While it’s common to panic and make bad decisions when faced with a crisis like a cyberattack, the key to remaining calm and reducing response time is having a clear and comprehensive incident response plan on hand for cyber security personnel to follow. This plan should address all possible attack scenarios, while identifying the protected assets that are most likely to be a target.
Your cyber defense team should be well-trained in their individual responsibilities for each scenario. Regular tabletop exercises and consistent hands-on skills training for your cyber defense team also helps to decrease response time by increasing the team’s confidence in their ability to combine efforts in a way that streamlines the process.
Why Strong Incident Response Is So Important
Much of cybersecurity involves responding to constant and ongoing attempts—both weak and sophisticated—to access protected areas of your network.

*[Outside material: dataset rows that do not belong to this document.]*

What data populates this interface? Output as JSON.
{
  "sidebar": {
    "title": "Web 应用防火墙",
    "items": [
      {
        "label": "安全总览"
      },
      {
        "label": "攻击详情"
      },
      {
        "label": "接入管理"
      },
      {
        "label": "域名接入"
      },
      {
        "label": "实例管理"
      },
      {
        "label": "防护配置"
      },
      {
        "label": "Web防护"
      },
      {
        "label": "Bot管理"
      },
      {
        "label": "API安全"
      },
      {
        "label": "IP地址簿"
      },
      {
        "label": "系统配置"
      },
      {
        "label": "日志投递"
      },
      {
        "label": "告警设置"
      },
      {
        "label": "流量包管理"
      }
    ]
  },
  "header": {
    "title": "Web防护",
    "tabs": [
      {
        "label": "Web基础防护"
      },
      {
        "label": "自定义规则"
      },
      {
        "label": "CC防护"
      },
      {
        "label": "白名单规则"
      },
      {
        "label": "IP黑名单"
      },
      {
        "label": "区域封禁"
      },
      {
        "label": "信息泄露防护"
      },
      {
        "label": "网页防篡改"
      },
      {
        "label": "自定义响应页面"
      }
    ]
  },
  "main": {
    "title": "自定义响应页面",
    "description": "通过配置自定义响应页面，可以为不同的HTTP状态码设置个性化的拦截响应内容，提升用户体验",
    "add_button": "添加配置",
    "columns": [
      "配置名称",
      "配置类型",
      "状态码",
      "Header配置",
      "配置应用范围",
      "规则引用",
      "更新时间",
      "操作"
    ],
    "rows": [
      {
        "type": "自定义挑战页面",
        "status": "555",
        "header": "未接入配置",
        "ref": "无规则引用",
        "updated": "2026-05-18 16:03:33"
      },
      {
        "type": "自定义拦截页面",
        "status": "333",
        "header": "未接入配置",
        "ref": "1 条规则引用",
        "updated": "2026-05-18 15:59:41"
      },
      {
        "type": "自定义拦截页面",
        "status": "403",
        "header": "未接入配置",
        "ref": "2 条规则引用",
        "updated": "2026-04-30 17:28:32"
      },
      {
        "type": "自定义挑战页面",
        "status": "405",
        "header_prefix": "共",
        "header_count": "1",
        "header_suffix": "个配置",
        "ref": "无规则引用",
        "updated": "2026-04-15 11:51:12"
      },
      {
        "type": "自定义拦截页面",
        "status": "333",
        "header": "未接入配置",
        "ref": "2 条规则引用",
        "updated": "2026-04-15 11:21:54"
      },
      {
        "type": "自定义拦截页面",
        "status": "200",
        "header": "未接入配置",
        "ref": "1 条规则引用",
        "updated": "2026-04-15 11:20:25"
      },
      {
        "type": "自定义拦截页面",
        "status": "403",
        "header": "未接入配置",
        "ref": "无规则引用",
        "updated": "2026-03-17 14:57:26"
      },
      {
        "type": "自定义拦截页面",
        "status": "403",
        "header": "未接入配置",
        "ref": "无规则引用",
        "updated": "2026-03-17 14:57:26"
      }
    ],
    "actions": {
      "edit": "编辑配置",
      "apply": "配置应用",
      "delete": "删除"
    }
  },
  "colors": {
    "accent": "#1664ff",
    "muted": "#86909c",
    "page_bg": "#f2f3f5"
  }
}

How and when this response happens can make a huge difference in whether the attack is successful or not, how much data is accessed, and whether subsequent attempts can make use of the prior breach. Failure to respond quickly may allow a hacker time to gain access to multiple parts of your network, and potentially third-party networks. If this happens, the investigation and repair process become exponentially more complicated.
When incident response is thorough and swift, the infiltration can be closed off quickly, eliminating further access and protecting the rest of the system from harm.
Contact a Cyber Security Firm for Effective Incident Response
As a cyber security firm, we can help you with incident response in several capacities:
• As an outsourced service
• As a consultant who reviews and assesses your current practices
• As a consultant who develops a customized incident response plan for you
• As a consultant who trains your cyber response team
And, you will benefit from our team’s extensive experience in intelligence, military, and the private sector.